How well do you understand yourself?
“Our understanding of Buddhism is not an intellectual understanding. True understanding is actual practice itself.” This chapter goes into detail about naturalness, emptiness, mindfulness, non-attachment, calmness, going beyond consciousness, and much more. Suzuki explains that most people’s naturalness is heretical, or a “let-alone policy” which in his words is sloppiness. Naturalness is drinking water when you are thirsty, eating when you are hungry, sleeping when you are tired. This is not to be out of routine or to expect more when your routine is different from that of others. Find your balance, and expect nothing more of yourself. You do not force yourself to drink water when you are thirsty; you enjoy doing so. To force and expect are not natural.
To study Zen is not to gain more knowledge, but to empty your mind. All existence comes from emptiness and will return to emptiness. Is it not funny and contradicting that attachment is one word, while the two words non-attachment are attached by a hyphen? Understanding this paradox is to understand the universe. There is no separation between meditation and everyday activity; they are one in the same. “To realize pure mind in your delusion is practice. If you try to expel the delusion, it will only persist the more. Just say, ‘Oh, this is just delusion,’ and do not be bothered by it.” Your practice is your delusion, and this is the meaning of practicing Zen.

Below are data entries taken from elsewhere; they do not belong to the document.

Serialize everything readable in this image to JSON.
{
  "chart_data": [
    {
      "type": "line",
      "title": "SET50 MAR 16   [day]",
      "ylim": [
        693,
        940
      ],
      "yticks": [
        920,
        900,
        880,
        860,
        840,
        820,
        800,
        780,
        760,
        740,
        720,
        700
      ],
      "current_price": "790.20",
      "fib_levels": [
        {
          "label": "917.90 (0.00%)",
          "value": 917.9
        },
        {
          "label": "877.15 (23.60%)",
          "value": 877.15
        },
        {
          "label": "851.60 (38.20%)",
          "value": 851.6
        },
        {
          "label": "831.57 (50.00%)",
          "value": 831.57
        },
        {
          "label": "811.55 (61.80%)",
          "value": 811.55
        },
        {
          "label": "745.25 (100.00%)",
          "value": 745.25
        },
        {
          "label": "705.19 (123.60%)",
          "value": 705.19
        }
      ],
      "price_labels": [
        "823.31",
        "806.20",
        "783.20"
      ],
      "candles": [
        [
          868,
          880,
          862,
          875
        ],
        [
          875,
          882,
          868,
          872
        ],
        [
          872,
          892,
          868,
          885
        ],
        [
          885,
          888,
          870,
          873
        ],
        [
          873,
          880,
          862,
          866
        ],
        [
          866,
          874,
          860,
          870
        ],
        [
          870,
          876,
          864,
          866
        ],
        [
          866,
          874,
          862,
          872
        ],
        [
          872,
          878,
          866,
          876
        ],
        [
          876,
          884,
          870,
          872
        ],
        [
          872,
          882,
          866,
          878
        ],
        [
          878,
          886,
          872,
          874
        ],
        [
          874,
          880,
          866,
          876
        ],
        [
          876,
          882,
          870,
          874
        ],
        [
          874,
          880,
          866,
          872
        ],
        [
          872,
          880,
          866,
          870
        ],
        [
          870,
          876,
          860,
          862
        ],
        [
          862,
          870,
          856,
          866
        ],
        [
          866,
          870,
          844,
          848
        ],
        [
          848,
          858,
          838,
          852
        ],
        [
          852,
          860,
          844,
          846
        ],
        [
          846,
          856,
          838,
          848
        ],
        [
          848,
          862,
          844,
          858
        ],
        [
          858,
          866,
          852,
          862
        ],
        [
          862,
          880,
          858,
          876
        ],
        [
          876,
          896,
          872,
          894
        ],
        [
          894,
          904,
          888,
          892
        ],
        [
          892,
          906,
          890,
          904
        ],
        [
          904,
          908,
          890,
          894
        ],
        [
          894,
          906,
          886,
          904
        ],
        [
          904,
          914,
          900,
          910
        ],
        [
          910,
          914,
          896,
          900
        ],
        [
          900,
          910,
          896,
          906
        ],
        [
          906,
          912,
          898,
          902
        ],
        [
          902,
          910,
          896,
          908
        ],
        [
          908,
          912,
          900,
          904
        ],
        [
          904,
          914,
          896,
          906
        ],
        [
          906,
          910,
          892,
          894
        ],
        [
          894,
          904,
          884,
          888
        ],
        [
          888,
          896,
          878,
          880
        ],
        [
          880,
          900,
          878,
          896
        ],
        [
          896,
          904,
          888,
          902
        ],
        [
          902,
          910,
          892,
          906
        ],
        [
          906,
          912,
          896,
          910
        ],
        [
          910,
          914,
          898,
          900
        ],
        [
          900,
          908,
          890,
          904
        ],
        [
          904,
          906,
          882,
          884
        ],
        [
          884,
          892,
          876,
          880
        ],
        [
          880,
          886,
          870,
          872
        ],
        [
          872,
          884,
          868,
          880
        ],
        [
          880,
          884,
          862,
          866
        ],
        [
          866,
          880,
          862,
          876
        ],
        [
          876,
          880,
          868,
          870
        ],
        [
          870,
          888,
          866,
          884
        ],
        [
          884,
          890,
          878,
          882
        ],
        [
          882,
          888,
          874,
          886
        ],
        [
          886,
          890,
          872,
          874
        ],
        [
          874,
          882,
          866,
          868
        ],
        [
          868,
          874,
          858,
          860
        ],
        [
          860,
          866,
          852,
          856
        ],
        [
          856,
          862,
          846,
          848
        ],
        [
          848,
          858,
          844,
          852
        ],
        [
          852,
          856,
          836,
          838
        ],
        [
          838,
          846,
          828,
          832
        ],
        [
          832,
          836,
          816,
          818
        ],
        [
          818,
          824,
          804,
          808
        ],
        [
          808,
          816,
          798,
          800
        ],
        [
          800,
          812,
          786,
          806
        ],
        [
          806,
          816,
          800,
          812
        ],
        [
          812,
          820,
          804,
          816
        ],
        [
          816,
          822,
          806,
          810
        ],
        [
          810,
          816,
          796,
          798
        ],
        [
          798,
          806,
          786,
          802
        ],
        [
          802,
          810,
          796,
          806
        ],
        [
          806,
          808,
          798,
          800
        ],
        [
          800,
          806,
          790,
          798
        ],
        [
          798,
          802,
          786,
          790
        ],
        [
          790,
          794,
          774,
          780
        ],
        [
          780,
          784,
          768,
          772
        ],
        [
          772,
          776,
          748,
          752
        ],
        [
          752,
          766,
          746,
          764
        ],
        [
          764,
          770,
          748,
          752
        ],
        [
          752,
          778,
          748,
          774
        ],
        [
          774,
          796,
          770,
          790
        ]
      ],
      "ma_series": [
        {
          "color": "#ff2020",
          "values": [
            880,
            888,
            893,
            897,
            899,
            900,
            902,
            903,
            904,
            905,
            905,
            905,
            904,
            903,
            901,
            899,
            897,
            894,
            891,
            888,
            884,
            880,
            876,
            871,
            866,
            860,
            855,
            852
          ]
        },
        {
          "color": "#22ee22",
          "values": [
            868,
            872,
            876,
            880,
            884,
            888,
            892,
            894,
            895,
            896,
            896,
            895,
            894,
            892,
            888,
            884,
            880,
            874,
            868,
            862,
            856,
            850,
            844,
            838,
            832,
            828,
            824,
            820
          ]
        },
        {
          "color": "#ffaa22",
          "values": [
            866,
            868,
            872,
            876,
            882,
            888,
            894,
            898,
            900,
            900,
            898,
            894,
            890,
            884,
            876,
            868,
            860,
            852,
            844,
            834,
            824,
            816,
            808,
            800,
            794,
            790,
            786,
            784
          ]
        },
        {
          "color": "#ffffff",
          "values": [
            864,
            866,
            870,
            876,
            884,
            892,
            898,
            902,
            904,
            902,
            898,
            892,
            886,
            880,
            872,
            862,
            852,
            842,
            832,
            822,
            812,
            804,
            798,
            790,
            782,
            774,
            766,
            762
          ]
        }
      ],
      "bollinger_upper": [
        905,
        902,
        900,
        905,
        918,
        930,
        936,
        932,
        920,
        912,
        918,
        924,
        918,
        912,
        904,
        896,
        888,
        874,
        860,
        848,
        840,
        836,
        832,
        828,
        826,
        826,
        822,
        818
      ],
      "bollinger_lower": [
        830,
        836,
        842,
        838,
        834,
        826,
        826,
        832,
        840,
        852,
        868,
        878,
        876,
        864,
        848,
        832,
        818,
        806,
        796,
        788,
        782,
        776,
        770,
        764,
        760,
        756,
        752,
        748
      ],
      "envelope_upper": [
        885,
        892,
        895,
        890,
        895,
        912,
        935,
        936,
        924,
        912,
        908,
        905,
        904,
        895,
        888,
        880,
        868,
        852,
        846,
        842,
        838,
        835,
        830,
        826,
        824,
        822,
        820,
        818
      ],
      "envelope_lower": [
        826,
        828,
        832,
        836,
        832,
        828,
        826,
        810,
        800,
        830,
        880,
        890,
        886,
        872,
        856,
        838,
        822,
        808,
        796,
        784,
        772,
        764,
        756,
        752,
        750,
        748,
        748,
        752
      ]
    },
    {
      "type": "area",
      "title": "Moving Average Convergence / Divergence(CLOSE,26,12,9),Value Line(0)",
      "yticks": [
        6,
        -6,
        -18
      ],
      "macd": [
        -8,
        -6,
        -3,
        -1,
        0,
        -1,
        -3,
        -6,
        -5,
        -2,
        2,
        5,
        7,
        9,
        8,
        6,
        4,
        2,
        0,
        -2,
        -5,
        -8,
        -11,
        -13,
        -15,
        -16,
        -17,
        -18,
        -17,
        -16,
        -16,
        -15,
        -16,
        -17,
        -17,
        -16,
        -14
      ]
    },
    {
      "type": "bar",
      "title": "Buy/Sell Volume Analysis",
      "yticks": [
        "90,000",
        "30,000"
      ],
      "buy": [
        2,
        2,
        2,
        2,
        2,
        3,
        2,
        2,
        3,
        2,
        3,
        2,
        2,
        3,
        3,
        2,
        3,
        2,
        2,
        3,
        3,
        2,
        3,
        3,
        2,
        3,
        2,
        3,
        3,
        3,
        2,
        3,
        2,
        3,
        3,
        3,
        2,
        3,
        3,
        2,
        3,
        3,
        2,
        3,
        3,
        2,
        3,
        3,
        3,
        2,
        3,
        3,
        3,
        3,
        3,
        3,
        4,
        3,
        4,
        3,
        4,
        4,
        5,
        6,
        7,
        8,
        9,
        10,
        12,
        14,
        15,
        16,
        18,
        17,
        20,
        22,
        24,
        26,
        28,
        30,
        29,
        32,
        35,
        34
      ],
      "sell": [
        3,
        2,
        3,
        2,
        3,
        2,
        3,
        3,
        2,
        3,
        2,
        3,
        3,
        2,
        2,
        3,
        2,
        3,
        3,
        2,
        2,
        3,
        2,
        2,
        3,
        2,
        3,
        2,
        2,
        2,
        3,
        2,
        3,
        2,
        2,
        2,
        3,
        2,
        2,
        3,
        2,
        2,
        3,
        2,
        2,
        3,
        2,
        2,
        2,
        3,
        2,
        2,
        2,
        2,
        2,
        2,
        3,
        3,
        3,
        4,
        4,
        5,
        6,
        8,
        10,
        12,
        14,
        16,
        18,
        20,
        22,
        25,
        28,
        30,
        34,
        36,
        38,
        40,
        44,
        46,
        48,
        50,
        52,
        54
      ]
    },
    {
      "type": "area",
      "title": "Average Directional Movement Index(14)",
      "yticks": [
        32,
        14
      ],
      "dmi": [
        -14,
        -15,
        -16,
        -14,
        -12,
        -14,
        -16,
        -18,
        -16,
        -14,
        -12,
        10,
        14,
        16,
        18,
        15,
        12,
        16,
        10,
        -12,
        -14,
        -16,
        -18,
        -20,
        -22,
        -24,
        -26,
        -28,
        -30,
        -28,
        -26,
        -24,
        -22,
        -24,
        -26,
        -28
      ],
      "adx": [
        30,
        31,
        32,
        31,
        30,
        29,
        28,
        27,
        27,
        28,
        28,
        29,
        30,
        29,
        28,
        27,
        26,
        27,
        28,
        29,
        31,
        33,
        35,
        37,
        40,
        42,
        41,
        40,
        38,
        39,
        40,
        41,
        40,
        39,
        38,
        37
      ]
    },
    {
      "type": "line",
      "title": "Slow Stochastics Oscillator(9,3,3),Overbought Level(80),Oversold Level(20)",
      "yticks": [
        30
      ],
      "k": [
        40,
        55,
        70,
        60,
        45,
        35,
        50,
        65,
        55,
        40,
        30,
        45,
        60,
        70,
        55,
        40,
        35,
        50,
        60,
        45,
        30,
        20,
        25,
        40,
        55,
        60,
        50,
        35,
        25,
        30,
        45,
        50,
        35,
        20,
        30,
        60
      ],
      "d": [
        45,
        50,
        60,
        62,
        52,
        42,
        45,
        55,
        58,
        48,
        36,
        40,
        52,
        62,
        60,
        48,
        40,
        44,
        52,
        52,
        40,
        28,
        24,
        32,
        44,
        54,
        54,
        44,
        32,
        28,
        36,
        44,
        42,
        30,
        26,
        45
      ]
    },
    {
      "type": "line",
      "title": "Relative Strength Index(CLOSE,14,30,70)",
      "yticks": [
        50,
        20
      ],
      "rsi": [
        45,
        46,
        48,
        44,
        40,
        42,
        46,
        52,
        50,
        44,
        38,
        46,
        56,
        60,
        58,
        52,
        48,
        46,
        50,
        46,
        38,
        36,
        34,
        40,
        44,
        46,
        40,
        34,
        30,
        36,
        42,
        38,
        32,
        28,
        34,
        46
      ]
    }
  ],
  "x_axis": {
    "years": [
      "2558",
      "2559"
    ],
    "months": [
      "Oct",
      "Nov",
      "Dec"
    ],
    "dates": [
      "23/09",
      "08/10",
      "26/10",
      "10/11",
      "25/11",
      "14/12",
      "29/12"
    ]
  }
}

Writing this review was somewhat difficult, for if I were to explain all of the positives that practicing meditation or reading this book has brought me, I would not be true to what it teaches. On the other hand, I cannot not say something, for then there would be no review! After flipping through the book while writing this review, already my way of writing has been altered, or is this how it is all along?
In the “natural” context of my writing, reading this book has taught me much about myself, in the sense that my mind has become simplified through letting thoughts be as they are. In times of distress, I was attaching to my thoughts, and thus not acting in accordance with harmony. If you found this review interesting, please pick up a copy of Zen Mind Beginners Mind.
I would love to hear any stories of your methods of meditation or hear your thoughts on this book. Feel free to leave a question or comment down below!